Most children learn to walk between 12-15 months of age with their feet flat on the ground. Some children who are first learning to walk may walk up on their toes or on the balls of their feet. This typically disappears within 3-6 months of regular walking. Habitual toe walking occurs with children who continue to toe walk beyond the toddler years (after age 2). By age 3, there should not be any residual toe walking. Some parents think it is “cute,” but if it persists, it needs to be watched and addressed. Left untreated, children can end up with tight leg muscles, balance and coordination difficulties and walking problems. Early treatment by a Pediatric Physical Therapist can reduce and prevent toe walking.
The inaugural Prana Prenatal & Newborn Expo is coming soon on Saturday, October 23, 2021, from 10:00 a.m. – 4:00 p.m. Prana Prenatal Yoga has brought together 21 of the best local businesses that cater to pregnant and postpartum families as well as top experts in the fields for breakout presentation sessions.
The best thing of all, due to generous support, admission to the Expo is free of charge!
And, the goods don’t end there. Every attendee will receive an Expo bag containing samples, coupons, and freebies.

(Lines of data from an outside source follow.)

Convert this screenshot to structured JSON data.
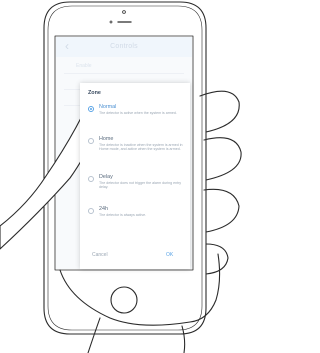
{
  "app_bar": {
    "back_icon": "chevron-left-icon",
    "title": "Controls"
  },
  "list": {
    "first_item": "Enable"
  },
  "dialog": {
    "title": "Zone",
    "options": [
      {
        "label": "Normal",
        "description": "The detector is active when the system is armed.",
        "selected": true
      },
      {
        "label": "Home",
        "description": "The detector is inactive when the system is armed in Home mode, and active when the system is armed.",
        "selected": false
      },
      {
        "label": "Delay",
        "description": "The detector does not trigger the alarm during entry delay.",
        "selected": false
      },
      {
        "label": "24h",
        "description": "The detector is always active.",
        "selected": false
      }
    ],
    "cancel_label": "Cancel",
    "ok_label": "OK"
  },
  "colors": {
    "accent": "#5aa4e6",
    "appbar": "#e9f1fa",
    "line": "#2b2b2b"
  }
}
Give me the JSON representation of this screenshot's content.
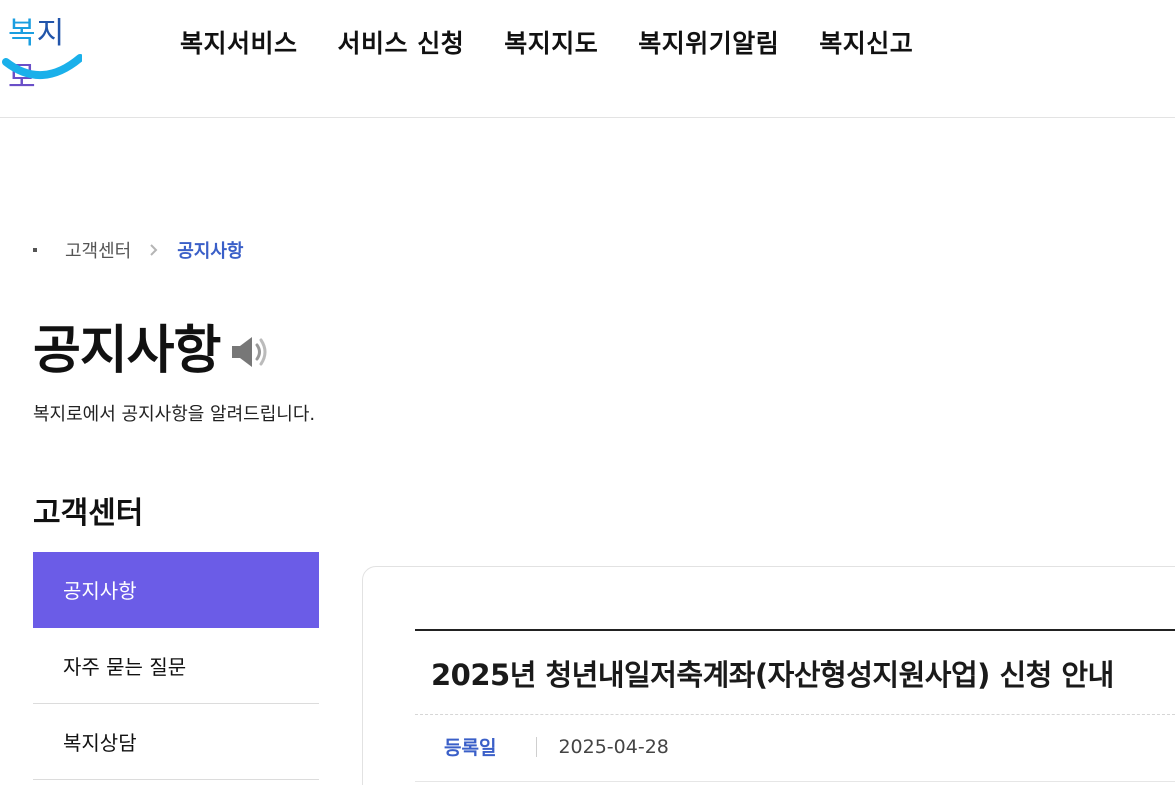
{
  "logo": {
    "part1": "복",
    "part2": "지",
    "part3": "로"
  },
  "gnb": [
    "복지서비스",
    "서비스 신청",
    "복지지도",
    "복지위기알림",
    "복지신고"
  ],
  "breadcrumb": {
    "home": "고객센터",
    "current": "공지사항"
  },
  "page": {
    "title": "공지사항",
    "description": "복지로에서 공지사항을 알려드립니다."
  },
  "sidebar": {
    "title": "고객센터",
    "items": [
      {
        "label": "공지사항",
        "active": true
      },
      {
        "label": "자주 묻는 질문",
        "active": false
      },
      {
        "label": "복지상담",
        "active": false
      }
    ]
  },
  "article": {
    "title": "2025년 청년내일저축계좌(자산형성지원사업) 신청 안내",
    "date_label": "등록일",
    "date": "2025-04-28"
  },
  "icons": {
    "speaker": "speaker-icon",
    "chevron": "chevron-right-icon"
  },
  "colors": {
    "accent": "#6b5ce7",
    "link": "#3a5fc8",
    "logo_blue": "#1ab0ea"
  }
}
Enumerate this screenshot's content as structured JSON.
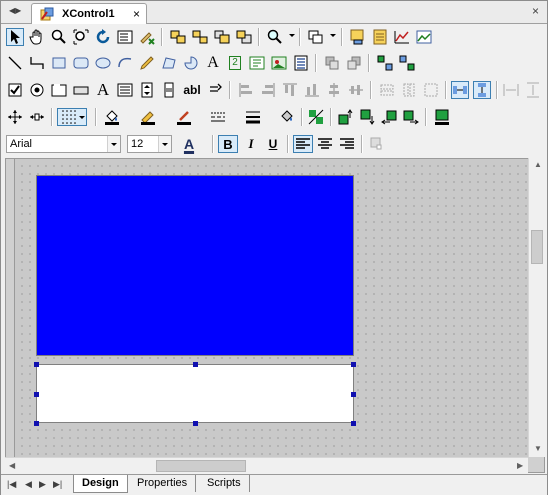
{
  "tabs": {
    "document_title": "XControl1",
    "close_glyph": "×"
  },
  "toolbar": {
    "font_name": "Arial",
    "font_size": "12",
    "bold_label": "B",
    "italic_label": "I",
    "underline_label": "U",
    "font_color_label": "A",
    "text_tool_label": "A",
    "textbox_label": "abl",
    "number_label": "2"
  },
  "bottom_tabs": [
    {
      "label": "Design",
      "active": true
    },
    {
      "label": "Properties",
      "active": false
    },
    {
      "label": "Scripts",
      "active": false
    }
  ],
  "colors": {
    "fill_blue": "#0000ff",
    "selection_handle": "#1010b0"
  }
}
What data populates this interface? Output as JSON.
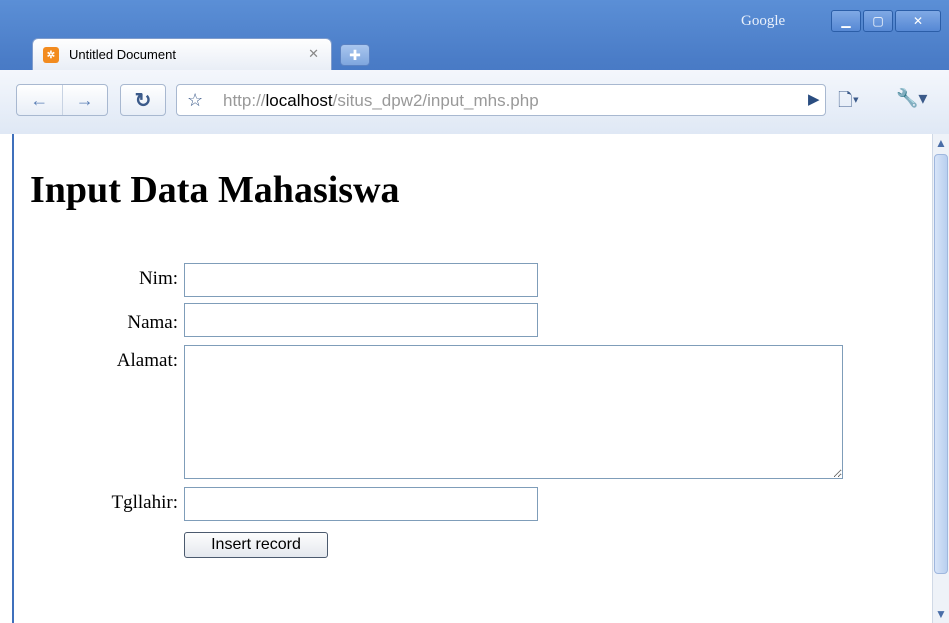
{
  "window": {
    "google_label": "Google",
    "minimize_icon": "minimize-icon",
    "maximize_icon": "maximize-icon",
    "close_icon": "close-icon"
  },
  "tabs": [
    {
      "title": "Untitled Document",
      "favicon": "xampp-icon",
      "active": true
    }
  ],
  "toolbar": {
    "url_scheme": "http://",
    "url_host": "localhost",
    "url_path": "/situs_dpw2/input_mhs.php"
  },
  "page": {
    "heading": "Input Data Mahasiswa",
    "form": {
      "nim_label": "Nim:",
      "nim_value": "",
      "nama_label": "Nama:",
      "nama_value": "",
      "alamat_label": "Alamat:",
      "alamat_value": "",
      "tgllahir_label": "Tgllahir:",
      "tgllahir_value": "",
      "submit_label": "Insert record"
    }
  },
  "colors": {
    "chrome_blue": "#4a7cc7",
    "field_border": "#7f9db9"
  }
}
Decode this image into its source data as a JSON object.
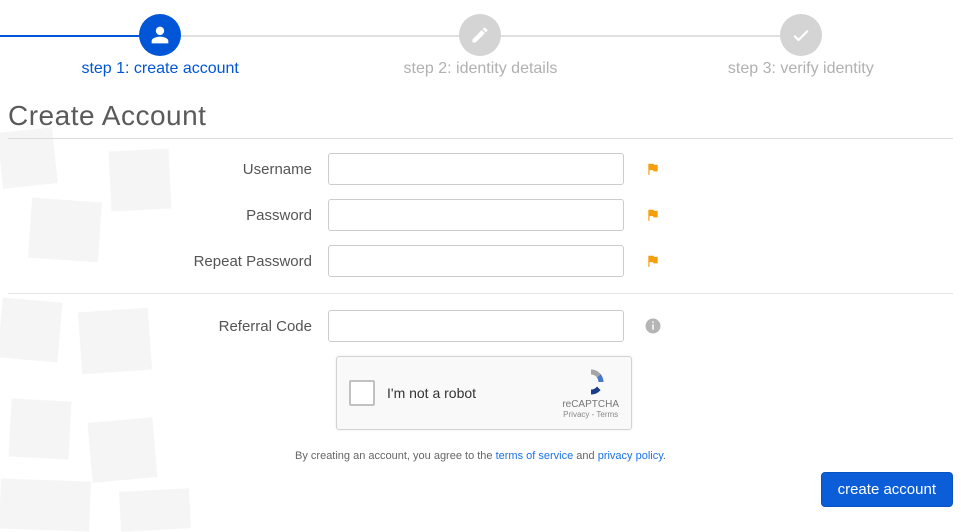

In addition, all registrants will be entered into a raffle where they could win:
Prana Mama Alexis Concetta Montalvo shares her experience of giving birth during a pandemic.
Birth can be empowering even in the middle of a crisis. We are amazing beings. We are resilient and we are strong. Sometimes, we don't meet our strength until we need it most. Our mind is powerful. It can build us up just as easily as it can break us down.
Through HypnoBirthing, I was able to train my mind to remain calm far beyond what I thought I could handle. That is just the thing. We don't know what we can withstand until we are faced with no other choice. Sure, I could've broken down the moment my husband was separated from me. Or when I was left waiting by myself with my surges intensifying before my labor was even confirmed. Or at any given moment during my birth. Even after, when they took my brand new baby away from me because my results were still "pending".
Thinking about having another baby after a Postpartum Mood Disorder? Here are 5 things to remember when you think about trying again.
Written by Dr. Kira Bartlett, Clinical Psychologist with a specialty in Perinatal Mental Health and Dee's List Member.
We know the risk of experiencing another episode of Postpartum Depression or Anxiety is higher for those of us who have experienced it before. However, knowing, planning, and taking action proactively can be useful in mitigating the risk. Many women we work with struggle with the question posed in the title, and many have had success as they have used some of the tips and strategies below.
Reclaiming self and maintaining peace for new mamas
A Q&A with Laura Kline-Taylor, Life & Leadership Coach
Mama Q: What are the biggest challenges going back to work as a new mom?
LKT says: I'll preface my response by saying, it won't be the same for every new mom, but most women find that their experience of themselves as new mothers is different than they thought it'd be - so it can be challenging to return to work after a period of little to no communication with colleagues when the mother knows the changes she's experienced are way more than adding a small human to her family. It's easy (and common) for people in our lives to be distracted by the super cute baby now in tow and completely disregard the internal shifts a woman is going through. Who a woman knows herself to be and how she identifies with her goals and her relationships is often completely transformed on the other side of giving birth and spending time on maternity leave. Some of the most prepared pregnant mamas are often surprised that what they thought new parenthood would be is not what they are faced with. She can find herself asking questions such as, "why didn't anyone prepare me for..."
By: Prana Practitioners and Other Experts
Experts answer all your questions about pregnancy, birth, motherhood, and beyond.